About Eastern Rajasthan Jaipur Sights Review
Consider buying a composite ticket (Indian/foreigner/foreign student ₹50/300/150), which gives you entry to Amber Fort, Central Museum, Jantar Mantar, Hawa Mahal and Narhargarh, and is valid for two days from time of purchase.
Old City (Pink City)
The Old City (known as the Pink City by some) is partially encircled by a crenellated wall punctuated at intervals by grand gateways. The major gates are Chandpol (pol means ‘gate’), Ajmeri Gate and Sanganeri Gate. Avenues divide the Old City into neat rectangles, each specialising in certain crafts, as ordained in the ancient Hindu texts Shilpa-Shastra. The main bazaars in
the Old City include Johari Bazaar, Tripolia Bazaar, Bapu Bazaar and Chandpol Bazaar.
(Indian/foreigner incl camera ₹75/300, video camera ₹200, audio guide ₹80, human guide from ₹300, Chandra Mahal tour ₹2500; h9.30am-5pm) A complex of courtyards, gardens and buildings, the impressive City Palace is right in the centre of the Old City. The outer wall was built by Jai Singh, but within it the palace has been enlarged and adapted over the centuries. Despite the gradual development, the whole is a striking blend of Rajasthani and Mughal architecture. The price of admission also gets you in to Jaigarh Fort (the fort above Amber Fort, 10km from town), a deal that is valid for two days.¨
Entering through Virendra Pol, you’ll see the Mubarak Mahal (Welcome Palace), built in the late 19th century for Maharaja Madho Singh II as a reception centre for visiting dignitaries. Its multi-arched, colonnaded construction was cooked up in an Islamic, Rajput and European stylistic stew by the architect Sir Swinton Jacob. It now forms part of the Maharaja Sawai Mansingh II
Museum, containing a collection of royal costumes and superb shawls, including Kashmiri pashmina (wool shawls). One remarkable exhibit is Sawai Madho Singh I’s capacious clothing. It’s said he was a cuddly 2m tall, 1.2m wide and 250kg.¨

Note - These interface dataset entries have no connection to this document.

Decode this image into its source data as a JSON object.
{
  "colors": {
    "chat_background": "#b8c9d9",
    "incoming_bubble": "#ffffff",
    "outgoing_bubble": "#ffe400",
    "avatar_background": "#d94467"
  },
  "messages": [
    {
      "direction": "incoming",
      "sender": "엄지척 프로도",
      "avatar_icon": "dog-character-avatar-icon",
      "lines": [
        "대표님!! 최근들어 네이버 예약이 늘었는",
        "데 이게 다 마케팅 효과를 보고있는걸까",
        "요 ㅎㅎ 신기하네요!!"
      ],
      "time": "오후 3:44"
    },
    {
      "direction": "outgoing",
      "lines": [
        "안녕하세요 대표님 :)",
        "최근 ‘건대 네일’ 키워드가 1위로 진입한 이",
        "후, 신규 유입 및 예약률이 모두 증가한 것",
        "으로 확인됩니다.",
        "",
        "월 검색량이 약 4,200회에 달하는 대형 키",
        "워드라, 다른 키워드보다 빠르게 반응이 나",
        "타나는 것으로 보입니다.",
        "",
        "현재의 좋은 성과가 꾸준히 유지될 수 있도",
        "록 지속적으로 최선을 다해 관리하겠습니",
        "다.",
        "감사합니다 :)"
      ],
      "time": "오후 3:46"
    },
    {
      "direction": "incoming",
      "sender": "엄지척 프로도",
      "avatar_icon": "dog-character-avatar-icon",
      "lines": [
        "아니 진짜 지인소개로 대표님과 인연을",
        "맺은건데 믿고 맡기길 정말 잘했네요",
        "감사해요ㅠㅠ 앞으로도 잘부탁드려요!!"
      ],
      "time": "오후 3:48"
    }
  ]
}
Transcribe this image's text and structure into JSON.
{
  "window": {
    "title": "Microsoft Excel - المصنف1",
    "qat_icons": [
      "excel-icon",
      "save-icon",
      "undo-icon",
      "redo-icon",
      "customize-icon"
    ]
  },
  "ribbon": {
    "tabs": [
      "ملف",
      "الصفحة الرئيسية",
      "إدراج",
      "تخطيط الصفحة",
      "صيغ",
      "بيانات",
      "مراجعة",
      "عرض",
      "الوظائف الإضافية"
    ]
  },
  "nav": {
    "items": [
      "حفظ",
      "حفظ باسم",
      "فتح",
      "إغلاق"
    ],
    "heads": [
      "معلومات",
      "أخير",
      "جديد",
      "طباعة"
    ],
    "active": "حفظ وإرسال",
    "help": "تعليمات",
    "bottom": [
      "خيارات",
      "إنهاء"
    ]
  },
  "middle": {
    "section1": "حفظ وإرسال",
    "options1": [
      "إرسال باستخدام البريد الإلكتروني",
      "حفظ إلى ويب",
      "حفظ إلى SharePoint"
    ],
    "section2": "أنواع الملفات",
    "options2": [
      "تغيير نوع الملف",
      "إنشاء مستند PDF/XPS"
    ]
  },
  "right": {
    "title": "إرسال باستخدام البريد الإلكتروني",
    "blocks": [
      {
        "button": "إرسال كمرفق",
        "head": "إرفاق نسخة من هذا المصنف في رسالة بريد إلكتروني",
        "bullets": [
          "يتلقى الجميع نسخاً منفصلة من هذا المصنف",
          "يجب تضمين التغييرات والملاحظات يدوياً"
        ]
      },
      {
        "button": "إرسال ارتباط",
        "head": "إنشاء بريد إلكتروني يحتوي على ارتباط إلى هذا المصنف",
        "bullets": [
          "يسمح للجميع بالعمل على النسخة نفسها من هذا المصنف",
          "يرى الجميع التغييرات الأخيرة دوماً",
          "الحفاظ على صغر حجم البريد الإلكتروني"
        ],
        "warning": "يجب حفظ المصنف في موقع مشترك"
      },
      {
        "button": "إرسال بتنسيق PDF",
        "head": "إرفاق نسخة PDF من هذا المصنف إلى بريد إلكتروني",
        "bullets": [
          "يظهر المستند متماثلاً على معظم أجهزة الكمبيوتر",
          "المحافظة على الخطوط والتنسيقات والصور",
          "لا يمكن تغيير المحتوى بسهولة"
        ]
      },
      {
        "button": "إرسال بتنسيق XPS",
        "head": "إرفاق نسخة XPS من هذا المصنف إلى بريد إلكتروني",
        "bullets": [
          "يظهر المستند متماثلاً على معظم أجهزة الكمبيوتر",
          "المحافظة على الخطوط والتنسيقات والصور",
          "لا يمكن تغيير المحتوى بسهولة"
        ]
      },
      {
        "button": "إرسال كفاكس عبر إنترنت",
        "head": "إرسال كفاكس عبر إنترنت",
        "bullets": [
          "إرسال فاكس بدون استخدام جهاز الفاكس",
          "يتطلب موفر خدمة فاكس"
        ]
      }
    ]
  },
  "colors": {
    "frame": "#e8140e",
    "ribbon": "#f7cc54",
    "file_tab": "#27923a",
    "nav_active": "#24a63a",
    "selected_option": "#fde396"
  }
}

Set between the Armoury and the Diwan-iAm art gallery is an open courtyard known in Sanskrit as Sarvatobhadra. At its centre is a pink-and-white, marble-paved gallery that was used as the Diwan-i-Khas (Hall of Private Audience), where the maharajas would consult their ministers. Here you can see two enormous silver vessels, 1.6m tall and reputedly the largest silver objects in the world; Maharaja Madho Singh II, as a devout Hindu, used these vessels to take holy Ganges water to England.¨
Within the lavish Diwan-i-Am (Hall of Public Audience) is an art gallery. Exhibits include a copy of the entire Bhagavad Gita handwritten in tiny script, and miniature copies of other holy Hindu scriptures, which were small enough to be easily hidden in the event that Mughal zealot Aurangzeb tried to destroy the sacred texts.¨
The Anand Mahal Sileg Khana – the Maharani’s Palace – houses the Armoury, which has one of the best collections of weapons in the country. Many of the ceremonial weapons are elegantly engraved and inlaid, belying their grisly purpose.¨
Pitam Niwas Chowk & Chandra Mahal
Located towards the palace’s inner courtyard is Pitam Niwas Chowk, with four glorious gates that represent the seasons. The Peacock Gate depicts autumn, with zigzagging patterns and peacock motifs – around the doorway are five beautiful repeated peacock bas reliefs in all their feathered glory. Beyond this chowk (square) is the private palace, the Chandra Mahal, which is still the residence of the descendants of the royal family and where you can take a 45-minute guided tour (₹2500) of select areas.
Jantar Mantar HISTORIC SITE
(Indian/foreigner ₹40/200, audio guide ₹150, human guide ₹200; h9am-4.30pm) Adjacent to the City Palace is Jantar Mantar, an observatory begun by Jai Singh in 1728 that resembles a collection of bizarre sculptures. The name is derived from the Sanskrit yanta mantr, meaning ‘instrument of calculation’, and in 2010 it was added to India’s list of Unesco World Heritage Sites. Jai Singh liked astronomy even more than he liked war and town planning. Before constructing the observatory he sent scholars abroad to study foreign constructs. He built five observatories in total, and this is the largest and best preserved (it was restored in 1901). Others are in Delhi, Varanasi and Ujjain. No traces of the fifth, the Mathura observatory, remain